Worldwide
Key people
Arne Arens, Global Brand President
Products
  • Clothing
  • Outdoor gear
ParentVF Corporation
Websitethenorthface.com
Footnotes / references
[1]

The North Face is an American outdoor recreation product company. The North Face produces clothing, footwear, and outdoor equipment.

The company is headquartered in Alameda, California, co-located with its corporate sibling, JanSport.[2]

History

The North Face began in 1966 as a climbing equipment retail store in San Francisco, founded by Douglas Tompkins and his wife, Susie Tompkins.[1] It was acquired two years later by Kenneth "Hap" Klopp.[1][3]

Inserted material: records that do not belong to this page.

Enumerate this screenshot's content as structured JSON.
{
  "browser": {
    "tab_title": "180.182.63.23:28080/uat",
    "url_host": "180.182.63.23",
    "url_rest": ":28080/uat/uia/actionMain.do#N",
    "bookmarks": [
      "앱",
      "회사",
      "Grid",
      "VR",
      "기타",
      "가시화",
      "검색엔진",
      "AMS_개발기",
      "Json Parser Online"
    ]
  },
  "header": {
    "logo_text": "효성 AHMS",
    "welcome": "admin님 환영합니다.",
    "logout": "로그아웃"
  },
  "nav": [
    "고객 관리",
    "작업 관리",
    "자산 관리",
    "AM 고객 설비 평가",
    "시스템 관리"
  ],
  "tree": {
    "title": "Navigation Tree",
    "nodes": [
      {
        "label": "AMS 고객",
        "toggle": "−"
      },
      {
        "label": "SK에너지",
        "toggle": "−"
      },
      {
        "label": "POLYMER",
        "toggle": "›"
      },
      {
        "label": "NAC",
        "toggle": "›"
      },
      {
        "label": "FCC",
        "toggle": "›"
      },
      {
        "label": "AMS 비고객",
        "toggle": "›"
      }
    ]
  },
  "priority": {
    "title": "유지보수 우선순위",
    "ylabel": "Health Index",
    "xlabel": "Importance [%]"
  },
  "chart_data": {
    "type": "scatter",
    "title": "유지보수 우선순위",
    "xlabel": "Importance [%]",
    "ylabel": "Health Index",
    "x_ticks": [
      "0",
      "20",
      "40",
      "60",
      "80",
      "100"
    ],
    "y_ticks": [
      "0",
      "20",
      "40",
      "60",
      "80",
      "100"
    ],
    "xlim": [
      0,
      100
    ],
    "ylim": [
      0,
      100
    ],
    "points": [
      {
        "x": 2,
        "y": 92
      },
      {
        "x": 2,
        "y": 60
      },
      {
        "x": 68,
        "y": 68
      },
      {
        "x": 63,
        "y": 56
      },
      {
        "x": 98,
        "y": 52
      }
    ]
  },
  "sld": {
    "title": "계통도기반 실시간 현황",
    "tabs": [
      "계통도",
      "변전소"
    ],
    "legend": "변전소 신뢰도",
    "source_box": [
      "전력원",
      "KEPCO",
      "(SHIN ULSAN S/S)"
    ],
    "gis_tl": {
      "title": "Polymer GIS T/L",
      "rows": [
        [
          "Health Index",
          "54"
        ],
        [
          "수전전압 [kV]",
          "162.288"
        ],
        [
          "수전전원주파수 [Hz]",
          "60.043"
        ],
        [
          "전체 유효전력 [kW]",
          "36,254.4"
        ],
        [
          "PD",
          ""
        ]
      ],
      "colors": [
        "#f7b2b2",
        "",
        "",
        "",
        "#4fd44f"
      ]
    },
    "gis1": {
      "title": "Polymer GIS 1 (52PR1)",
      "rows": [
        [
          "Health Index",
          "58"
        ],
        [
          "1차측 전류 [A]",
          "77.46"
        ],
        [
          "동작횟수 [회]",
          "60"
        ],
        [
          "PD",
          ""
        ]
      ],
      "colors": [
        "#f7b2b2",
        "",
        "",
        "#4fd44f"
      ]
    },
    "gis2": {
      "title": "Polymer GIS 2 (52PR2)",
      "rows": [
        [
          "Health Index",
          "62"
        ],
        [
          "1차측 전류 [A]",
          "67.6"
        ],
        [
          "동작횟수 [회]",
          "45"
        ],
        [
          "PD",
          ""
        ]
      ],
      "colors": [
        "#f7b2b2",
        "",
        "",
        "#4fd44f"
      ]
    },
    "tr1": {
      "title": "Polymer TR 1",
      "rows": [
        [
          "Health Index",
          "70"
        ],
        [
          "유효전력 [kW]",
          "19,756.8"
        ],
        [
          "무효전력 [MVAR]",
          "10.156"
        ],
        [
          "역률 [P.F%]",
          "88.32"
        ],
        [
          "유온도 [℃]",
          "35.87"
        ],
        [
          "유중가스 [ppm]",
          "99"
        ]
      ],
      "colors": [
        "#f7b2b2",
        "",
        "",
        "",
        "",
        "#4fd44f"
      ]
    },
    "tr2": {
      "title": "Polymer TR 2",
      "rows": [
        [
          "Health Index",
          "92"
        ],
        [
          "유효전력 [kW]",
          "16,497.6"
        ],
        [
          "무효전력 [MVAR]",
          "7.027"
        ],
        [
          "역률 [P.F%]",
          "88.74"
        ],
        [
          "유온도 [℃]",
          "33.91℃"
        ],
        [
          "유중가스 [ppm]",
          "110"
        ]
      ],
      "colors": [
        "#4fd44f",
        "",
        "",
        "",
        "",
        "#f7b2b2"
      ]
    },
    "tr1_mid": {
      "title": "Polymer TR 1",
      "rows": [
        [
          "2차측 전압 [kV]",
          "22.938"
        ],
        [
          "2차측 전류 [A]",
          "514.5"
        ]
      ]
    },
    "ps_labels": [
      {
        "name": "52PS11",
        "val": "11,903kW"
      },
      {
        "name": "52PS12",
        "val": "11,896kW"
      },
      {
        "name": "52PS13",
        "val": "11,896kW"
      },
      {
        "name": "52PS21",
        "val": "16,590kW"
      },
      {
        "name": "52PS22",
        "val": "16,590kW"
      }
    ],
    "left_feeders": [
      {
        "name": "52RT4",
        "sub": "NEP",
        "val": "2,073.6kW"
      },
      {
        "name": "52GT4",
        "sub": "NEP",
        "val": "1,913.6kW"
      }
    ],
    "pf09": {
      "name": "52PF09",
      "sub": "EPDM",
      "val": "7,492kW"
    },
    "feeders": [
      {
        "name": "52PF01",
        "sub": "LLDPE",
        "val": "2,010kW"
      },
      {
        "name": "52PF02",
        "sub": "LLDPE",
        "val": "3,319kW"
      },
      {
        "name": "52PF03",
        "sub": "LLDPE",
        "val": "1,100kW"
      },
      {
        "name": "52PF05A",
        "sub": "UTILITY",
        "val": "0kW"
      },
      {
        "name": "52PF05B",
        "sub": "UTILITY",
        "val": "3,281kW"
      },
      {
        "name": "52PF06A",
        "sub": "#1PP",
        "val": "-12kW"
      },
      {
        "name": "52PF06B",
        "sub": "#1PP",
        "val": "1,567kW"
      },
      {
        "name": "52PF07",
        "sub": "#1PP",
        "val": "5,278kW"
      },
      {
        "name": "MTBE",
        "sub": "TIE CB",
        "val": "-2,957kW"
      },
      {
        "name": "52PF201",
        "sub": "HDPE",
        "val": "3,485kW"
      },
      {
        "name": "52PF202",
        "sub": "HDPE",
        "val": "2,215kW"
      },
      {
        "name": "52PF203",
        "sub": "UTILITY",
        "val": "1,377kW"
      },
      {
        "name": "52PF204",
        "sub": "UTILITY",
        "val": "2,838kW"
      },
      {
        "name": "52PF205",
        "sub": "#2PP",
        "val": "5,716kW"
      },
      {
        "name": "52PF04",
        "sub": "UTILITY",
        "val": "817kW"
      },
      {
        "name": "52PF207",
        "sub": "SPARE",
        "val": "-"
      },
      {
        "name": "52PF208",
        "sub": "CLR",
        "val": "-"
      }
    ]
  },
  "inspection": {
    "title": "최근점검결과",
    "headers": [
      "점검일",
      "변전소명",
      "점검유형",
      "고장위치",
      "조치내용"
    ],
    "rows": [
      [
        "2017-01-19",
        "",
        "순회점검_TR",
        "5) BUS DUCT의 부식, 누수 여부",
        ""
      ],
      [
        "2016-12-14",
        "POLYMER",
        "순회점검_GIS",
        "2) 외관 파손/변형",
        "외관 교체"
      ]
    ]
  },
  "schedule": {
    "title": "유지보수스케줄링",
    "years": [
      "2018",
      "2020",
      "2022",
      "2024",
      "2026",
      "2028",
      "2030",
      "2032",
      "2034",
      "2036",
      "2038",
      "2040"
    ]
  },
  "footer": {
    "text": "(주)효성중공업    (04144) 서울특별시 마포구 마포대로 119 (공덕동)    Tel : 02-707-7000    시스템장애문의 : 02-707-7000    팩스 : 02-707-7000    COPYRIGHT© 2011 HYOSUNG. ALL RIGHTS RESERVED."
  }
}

In 2000, The North Face was acquired by VF Corporation for US$25.4 million, becoming a wholly owned subsidiary.[4][5]

In December 2008, The North Face filed a lawsuit in the United States District Court for the Eastern District of Missouri against The South Butt, its creator James A. Winkelmann Jr., and a company which handled the firm's marketing and manufacturing. In the legal action, The North Face alleged trademark infringement and sought injunctive relief.[6] After the court ordered mediation in the case, the parties reached a closed settlement agreement on April 1, 2010; however, in October 2012, Winkelmann admitted in court that he and his father violated the settlement agreement with The North Face and agreed to pay US$65,000, an amount that will be reduced by US$1,000 for every month of compliance.[7][8]

In May 2019, Leo Burnett Tailor Made, a marketing agency for The North Face Brazil, revealed that they had surreptitiously replaced photos of popular outdoor destinations on Wikipedia with photos featuring North Face products in an attempt to get these products to appear more prominently in search engine results. Following widespread media coverage and criticism from the Wikimedia Foundation, The North Face ended and apologized for the campaign, and the product placement was undone.[9]

Fashion

By 1997, purchasers of North Face attire had expanded beyond those looking for technical clothing for skiing, climbing, and other outdoor pursuits to rappers in New York City, but remained only a small part of the company's business.[10]

Wearers of the North Face attire became the targets of robbery.[11][12] A similar trend occurred in South Korea in the early 2010s where it became a status symbol, causing kids to be bullied or have their North Face apparel stolen.[13]

References

  1. ^ a b c Finz, Stacey (April 8, 2012). "Business booming for once-troubled North Face". SF Gate. San Francisco Chronicle. Retrieved December 10, 2015.
  2. ^ Horovitz, Bruce (August 20, 2007). "New 'badge' of cool: High-tech, high-fashion backpacks". USA Today. p. 1A. Retrieved September 1, 2009.
  3. ^ "Bruce B. Johnson's History of Gear webpage".
  4. ^ "The North Face Acquired by VF Corp. in $25.4M Cash Deal". Sports Business Daily. April 10, 2000. Retrieved May 19, 2019.
  5. ^ VF Corporation – VF in the News
  6. ^ Frankel, Todd C. (December 15, 2009). "The North Face is suing The South Butt International clothing company accuses teen's Ladue-based operation of trademark infringement". STLtoday.com. Retrieved October 20, 2012.
  7. ^ Billhartz Gregorian, Cynthia (April 3, 2010). "North Face, South Butt reach agreement". STLtoday.com. Retrieved December 8, 2011.
  8. ^ "South Butt Clothing Falls Off a Cliff". Couthouse News Service. October 17, 2012. Retrieved October 22, 2012.
  9. ^ Mervosh, Sarah (May 30, 2019). "North Face Apologizes for Adding Its Own Photos to Wikipedia to Promote Its Brand". The New York Times. ISSN 0362-4331. Retrieved May 31, 2019.
  10. ^ Szabo, Julia (March 9, 1997). "Geared for the Grocery, or Mount Everest". New York Times. Retrieved May 30, 2019.
  11. ^ "Suspects nabbed in jacket, car robberies". The Washington Times. February 14, 2005. p. 2.
  12. ^ Takanashi, Lei (October 31, 2018). "How The North Face Took Over '90s New York". The Cut. Retrieved May 31, 2019.
  13. ^ Jung-yoon, Choi (January 16, 2012). "In South Korea, North Face jackets tied to wave of bullying, theft". LA Times Blogs - World Now. Retrieved May 31, 2019.

External links